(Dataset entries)
--------------------------------------------------

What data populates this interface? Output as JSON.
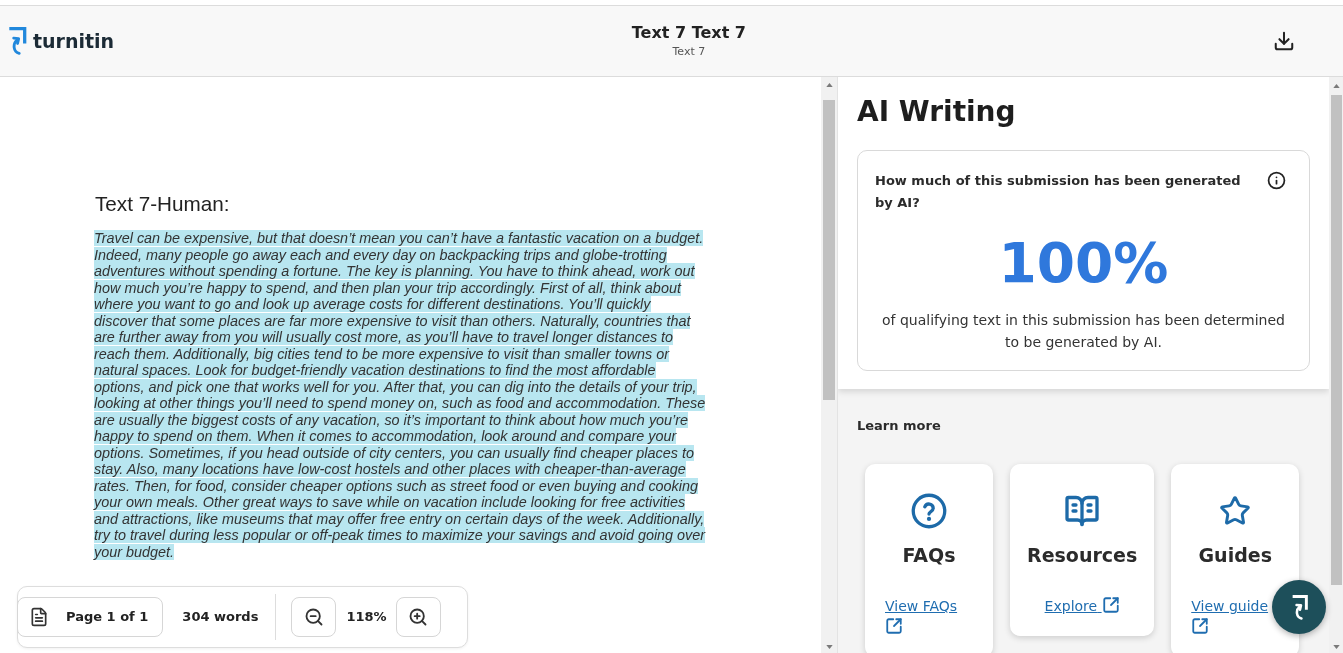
{
  "header": {
    "logo_text": "turnitin",
    "title": "Text 7 Text 7",
    "subtitle": "Text 7"
  },
  "document": {
    "heading": "Text 7-Human:",
    "paragraph": "Travel can be expensive, but that doesn’t mean you can’t have a fantastic vacation on a budget. Indeed, many people go away each and every day on backpacking trips and globe-trotting adventures without spending a fortune. The key is planning. You have to think ahead, work out how much you’re happy to spend, and then plan your trip accordingly. First of all, think about where you want to go and look up average costs for different destinations. You’ll quickly discover that some places are far more expensive to visit than others. Naturally, countries that are further away from you will usually cost more, as you’ll have to travel longer distances to reach them. Additionally, big cities tend to be more expensive to visit than smaller towns or natural spaces. Look for budget-friendly vacation destinations to find the most affordable options, and pick one that works well for you. After that, you can dig into the details of your trip, looking at other things you’ll need to spend money on, such as food and accommodation. These are usually the biggest costs of any vacation, so it’s important to think about how much you’re happy to spend on them. When it comes to accommodation, look around and compare your options. Sometimes, if you head outside of city centers, you can usually find cheaper places to stay. Also, many locations have low-cost hostels and other places with cheaper-than-average rates. Then, for food, consider cheaper options such as street food or even buying and cooking your own meals. Other great ways to save while on vacation include looking for free activities and attractions, like museums that may offer free entry on certain days of the week. Additionally, try to travel during less popular or off-peak times to maximize your savings and avoid going over your budget.",
    "highlighted": true
  },
  "toolbar": {
    "page": "Page 1 of 1",
    "word_count": "304 words",
    "zoom": "118%"
  },
  "ai_writing": {
    "title": "AI Writing",
    "question": "How much of this submission has been generated by AI?",
    "percentage": "100%",
    "description": "of qualifying text in this submission has been determined to be generated by AI."
  },
  "learn_more": {
    "title": "Learn more",
    "cards": [
      {
        "kind": "faq",
        "title": "FAQs",
        "link": "View FAQs"
      },
      {
        "kind": "resources",
        "title": "Resources",
        "link": "Explore"
      },
      {
        "kind": "guides",
        "title": "Guides",
        "link": "View guide"
      }
    ]
  }
}
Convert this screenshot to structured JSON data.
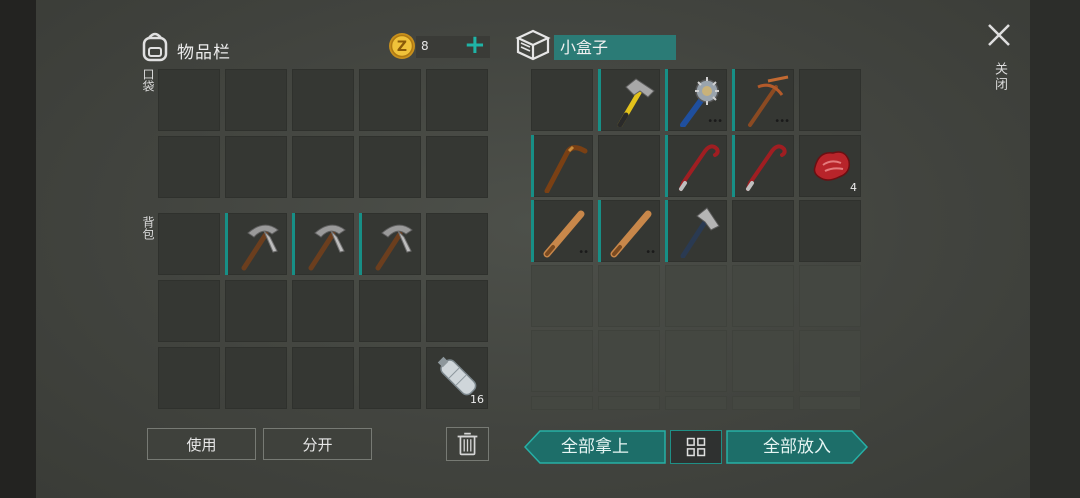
{
  "inventory": {
    "title": "物品栏",
    "coin_count": "8",
    "pocket_label": "口袋",
    "backpack_label": "背包",
    "bottle_qty": "16"
  },
  "container": {
    "name": "小盒子",
    "meat_qty": "4"
  },
  "close_label": "关闭",
  "buttons": {
    "use": "使用",
    "split": "分开",
    "take_all": "全部拿上",
    "put_all": "全部放入"
  },
  "colors": {
    "accent": "#1fb3a6",
    "slot": "#353733",
    "panel": "#42443f"
  }
}
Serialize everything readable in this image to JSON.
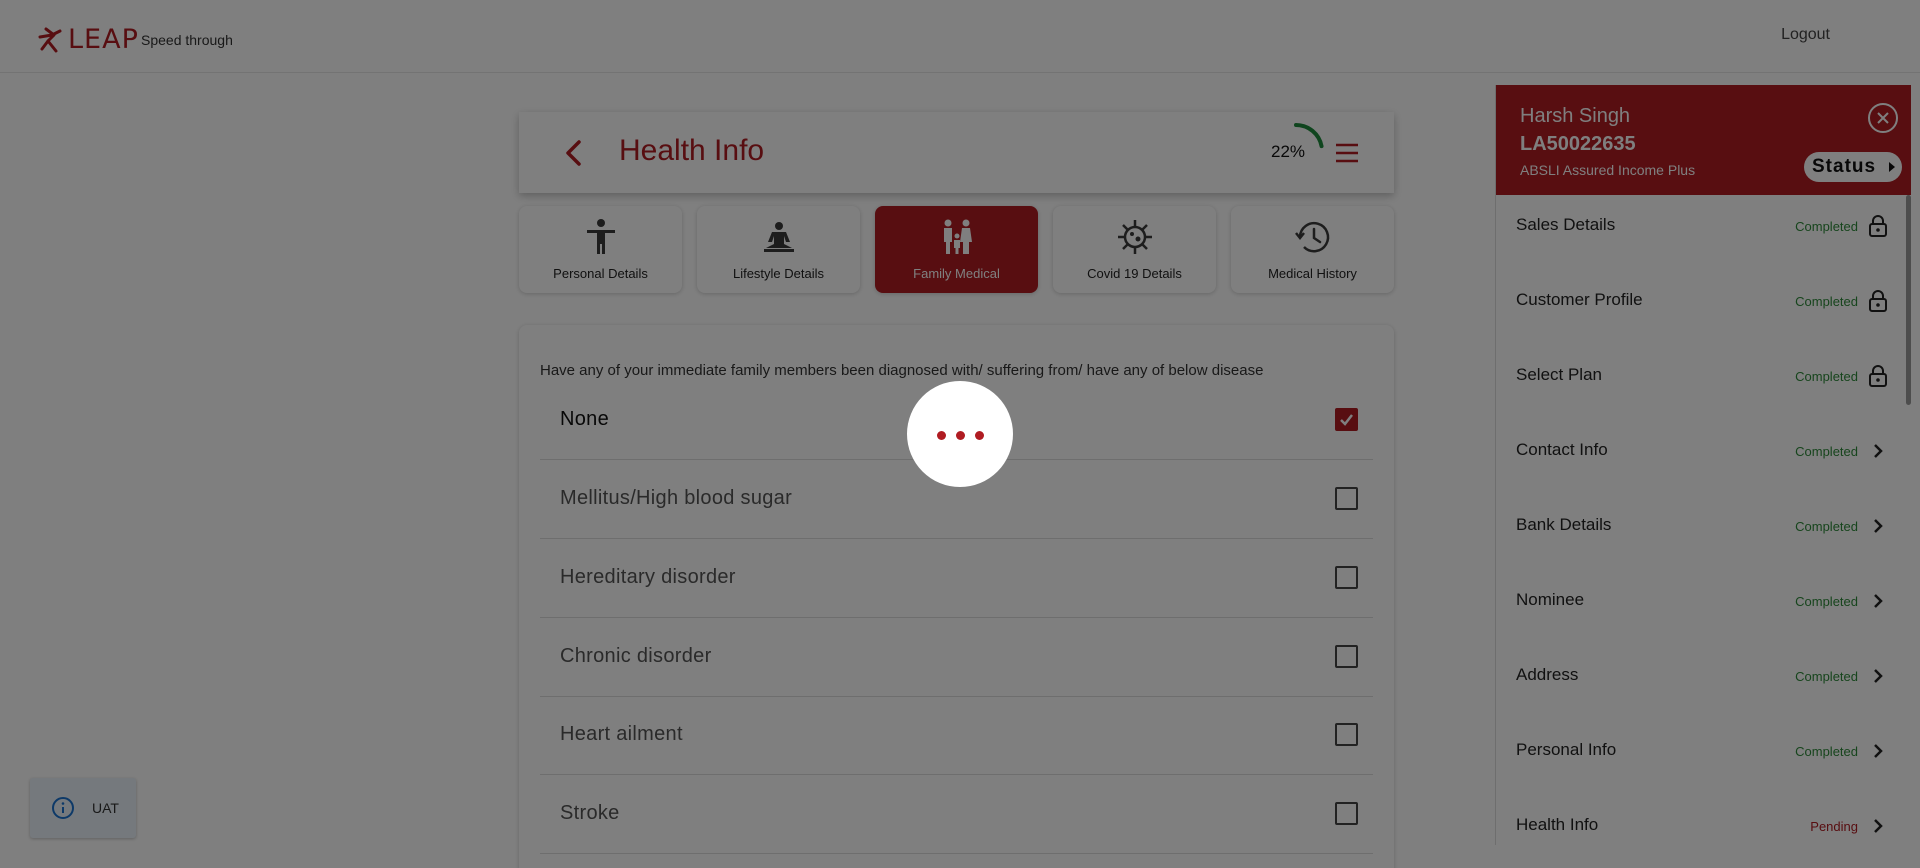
{
  "header": {
    "brand": "LEAP",
    "tagline": "Speed through",
    "logout_label": "Logout"
  },
  "page": {
    "title": "Health Info",
    "progress_percent": 22,
    "progress_label": "22%"
  },
  "tabs": [
    {
      "label": "Personal Details",
      "icon": "person-icon",
      "active": false
    },
    {
      "label": "Lifestyle Details",
      "icon": "meditation-icon",
      "active": false
    },
    {
      "label": "Family Medical",
      "icon": "family-icon",
      "active": true
    },
    {
      "label": "Covid 19 Details",
      "icon": "virus-icon",
      "active": false
    },
    {
      "label": "Medical History",
      "icon": "history-icon",
      "active": false
    }
  ],
  "question": {
    "text": "Have any of your immediate family members been diagnosed with/ suffering from/ have any of below disease",
    "options": [
      {
        "label": "None",
        "checked": true
      },
      {
        "label": "Mellitus/High blood sugar",
        "checked": false
      },
      {
        "label": "Hereditary disorder",
        "checked": false
      },
      {
        "label": "Chronic disorder",
        "checked": false
      },
      {
        "label": "Heart ailment",
        "checked": false
      },
      {
        "label": "Stroke",
        "checked": false
      }
    ]
  },
  "sidebar": {
    "name": "Harsh Singh",
    "application_id": "LA50022635",
    "plan": "ABSLI Assured Income Plus",
    "status_label": "Status",
    "steps": [
      {
        "label": "Sales Details",
        "status": "Completed",
        "icon": "lock-icon"
      },
      {
        "label": "Customer Profile",
        "status": "Completed",
        "icon": "lock-icon"
      },
      {
        "label": "Select Plan",
        "status": "Completed",
        "icon": "lock-icon"
      },
      {
        "label": "Contact Info",
        "status": "Completed",
        "icon": "chevron-right-icon"
      },
      {
        "label": "Bank Details",
        "status": "Completed",
        "icon": "chevron-right-icon"
      },
      {
        "label": "Nominee",
        "status": "Completed",
        "icon": "chevron-right-icon"
      },
      {
        "label": "Address",
        "status": "Completed",
        "icon": "chevron-right-icon"
      },
      {
        "label": "Personal Info",
        "status": "Completed",
        "icon": "chevron-right-icon"
      },
      {
        "label": "Health Info",
        "status": "Pending",
        "icon": "chevron-right-icon"
      }
    ]
  },
  "env_badge": {
    "label": "UAT",
    "icon": "info-icon"
  },
  "colors": {
    "brand": "#b01c22",
    "completed": "#2e8b3a",
    "progress": "#1f8a3c"
  }
}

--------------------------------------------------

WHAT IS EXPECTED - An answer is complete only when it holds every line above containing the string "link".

ANSWER TO THE EXERCISE -
        "link": "View FAQs"
        "link": "Explore"
        "link": "View guide"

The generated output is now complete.